The Taylors, along with Penina’s Parents, ultimately opened their own Messianic congregation in Bowie, MD, but the younger couple moved on after three years.
Eventually, the family joined a Messianic congregation in northern Virginia, which led them to a meeting in Baltimore, where a woman asked if the Taylors wanted to buy a house in Park Heights, the center of Baltimore's Orthodox Jewish community. Intrigued, the family visited the house.
"Something inside me said I was home," said Taylor. With their modest dress - Taylor covered her hair and her husband and sons wore yarmulkes - the family looked like typical Orthodox Jews. Their congregation felt they would be ideal candidates to "reach out" to Jews in Baltimore.
When neighbors heard that a Hebrew Christian family was moving in, they turned their backs to the Taylors, making it clear that they were not welcome.
In spite of this, the Taylors began attending an Orthodox congregation, where they told the rabbi that they were an interfaith couple - she was Jewish but her husband was not. They eventually felt compelled to tell the rabbi about their true beliefs. By that point Taylor was beginning to connect with the Jewish community, and was concerned about the rabbi’s reaction.After a lengthy conversation, the rabbi assured Taylor that she would always be a Jew, no matter what she believed, even though those beliefs placed her outside the Jewish community. The rabbi asked the family to meet with a representative of Jews for Judaism.
Over the course of several meetings, the representative of Jews for Judaism showed the Taylors that their beliefs were based on falsehoods and mistranslations.
"The bricks that held the foundation of my belief were being pulled out," Taylor said. "Once that foundation had crumbled, I was forced to rebuild my faith based on the truth of the Hebrew bible."
Ultimately, her husband converted to Judaism.
Because of her experience, Taylor has some advice for the Jewish community about how to react to Jews who believe in Jesus.
"Being rude builds a wall," she said. "If they are actually Jewish we want them to come back to Judaism."
Instead, she recommends being cordial, but cautious, and contacting professionals for guidance.

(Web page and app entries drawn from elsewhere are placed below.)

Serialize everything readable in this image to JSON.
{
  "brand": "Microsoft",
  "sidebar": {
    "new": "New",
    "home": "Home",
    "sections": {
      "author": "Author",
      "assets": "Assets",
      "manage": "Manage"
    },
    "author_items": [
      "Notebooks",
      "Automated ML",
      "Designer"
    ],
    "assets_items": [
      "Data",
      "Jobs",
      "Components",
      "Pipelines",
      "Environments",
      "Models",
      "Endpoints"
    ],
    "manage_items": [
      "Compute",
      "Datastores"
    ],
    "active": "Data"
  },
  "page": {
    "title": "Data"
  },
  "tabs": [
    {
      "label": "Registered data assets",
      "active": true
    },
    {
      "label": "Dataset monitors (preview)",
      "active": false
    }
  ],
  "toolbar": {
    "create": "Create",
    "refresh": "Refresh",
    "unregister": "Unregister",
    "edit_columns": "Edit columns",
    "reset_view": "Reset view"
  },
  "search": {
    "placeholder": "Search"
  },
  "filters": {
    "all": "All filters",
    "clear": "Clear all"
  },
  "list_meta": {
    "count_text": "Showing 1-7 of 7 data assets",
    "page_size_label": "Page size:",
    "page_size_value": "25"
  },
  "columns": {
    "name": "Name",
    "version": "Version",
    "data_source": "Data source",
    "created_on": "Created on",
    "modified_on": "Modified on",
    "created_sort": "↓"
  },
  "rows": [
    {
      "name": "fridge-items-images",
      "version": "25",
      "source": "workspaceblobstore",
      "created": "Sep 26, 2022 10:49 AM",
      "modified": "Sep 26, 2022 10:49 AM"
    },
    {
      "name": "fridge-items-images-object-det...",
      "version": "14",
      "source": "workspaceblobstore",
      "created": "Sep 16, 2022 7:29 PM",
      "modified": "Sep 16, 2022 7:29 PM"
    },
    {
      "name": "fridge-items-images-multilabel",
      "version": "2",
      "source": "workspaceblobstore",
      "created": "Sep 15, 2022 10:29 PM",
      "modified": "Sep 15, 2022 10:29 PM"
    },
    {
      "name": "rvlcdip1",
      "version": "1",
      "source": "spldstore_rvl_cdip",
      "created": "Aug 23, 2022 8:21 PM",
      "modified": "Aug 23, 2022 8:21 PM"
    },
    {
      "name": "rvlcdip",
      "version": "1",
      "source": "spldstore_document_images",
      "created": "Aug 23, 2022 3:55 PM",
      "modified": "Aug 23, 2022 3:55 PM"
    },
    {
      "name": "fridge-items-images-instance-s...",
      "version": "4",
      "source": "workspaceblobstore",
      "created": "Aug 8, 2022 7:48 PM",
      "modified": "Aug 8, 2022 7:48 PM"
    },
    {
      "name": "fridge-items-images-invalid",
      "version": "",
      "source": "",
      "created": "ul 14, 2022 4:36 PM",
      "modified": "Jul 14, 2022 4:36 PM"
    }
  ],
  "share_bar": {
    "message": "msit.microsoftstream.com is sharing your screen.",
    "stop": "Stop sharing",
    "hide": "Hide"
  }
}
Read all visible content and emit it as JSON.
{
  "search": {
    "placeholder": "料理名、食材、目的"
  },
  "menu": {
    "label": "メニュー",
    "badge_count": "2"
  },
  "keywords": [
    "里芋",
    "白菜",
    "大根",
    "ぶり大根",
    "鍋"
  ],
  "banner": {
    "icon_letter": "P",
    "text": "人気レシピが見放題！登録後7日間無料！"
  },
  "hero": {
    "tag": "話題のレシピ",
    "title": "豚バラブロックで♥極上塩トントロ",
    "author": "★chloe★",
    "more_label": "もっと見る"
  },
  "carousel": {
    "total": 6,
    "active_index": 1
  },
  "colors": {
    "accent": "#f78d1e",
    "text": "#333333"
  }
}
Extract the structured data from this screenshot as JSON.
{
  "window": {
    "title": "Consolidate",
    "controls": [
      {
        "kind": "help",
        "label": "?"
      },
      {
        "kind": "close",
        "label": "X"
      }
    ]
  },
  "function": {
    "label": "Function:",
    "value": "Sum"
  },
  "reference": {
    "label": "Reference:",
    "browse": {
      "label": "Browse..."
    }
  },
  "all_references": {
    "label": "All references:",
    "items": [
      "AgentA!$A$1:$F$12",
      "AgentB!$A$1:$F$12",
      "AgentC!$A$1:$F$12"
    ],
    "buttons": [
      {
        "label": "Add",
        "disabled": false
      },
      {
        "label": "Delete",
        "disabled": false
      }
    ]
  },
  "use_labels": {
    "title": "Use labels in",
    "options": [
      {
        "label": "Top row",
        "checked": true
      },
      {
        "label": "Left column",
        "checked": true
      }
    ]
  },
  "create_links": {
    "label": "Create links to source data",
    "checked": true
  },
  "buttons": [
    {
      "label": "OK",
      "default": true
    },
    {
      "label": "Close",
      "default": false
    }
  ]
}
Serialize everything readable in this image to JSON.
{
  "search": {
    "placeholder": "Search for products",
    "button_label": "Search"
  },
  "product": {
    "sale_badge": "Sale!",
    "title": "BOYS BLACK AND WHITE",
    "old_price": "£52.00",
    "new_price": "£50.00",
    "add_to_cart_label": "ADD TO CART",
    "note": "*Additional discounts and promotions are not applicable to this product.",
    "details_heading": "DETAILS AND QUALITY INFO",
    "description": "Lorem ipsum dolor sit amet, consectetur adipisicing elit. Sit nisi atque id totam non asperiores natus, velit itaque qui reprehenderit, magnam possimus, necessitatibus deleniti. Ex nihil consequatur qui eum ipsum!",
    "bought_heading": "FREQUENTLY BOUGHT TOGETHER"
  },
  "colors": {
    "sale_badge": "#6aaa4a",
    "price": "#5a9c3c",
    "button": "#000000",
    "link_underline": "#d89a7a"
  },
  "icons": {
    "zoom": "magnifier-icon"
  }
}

"We have a job as Jews to love our fellow Jews no matter what," she said. "Turning our backs, calling them names, only reinforces the Christian myth that Jews don't have a relationship with God."
(Penina can be reached online at Peninataylor@gmail.com)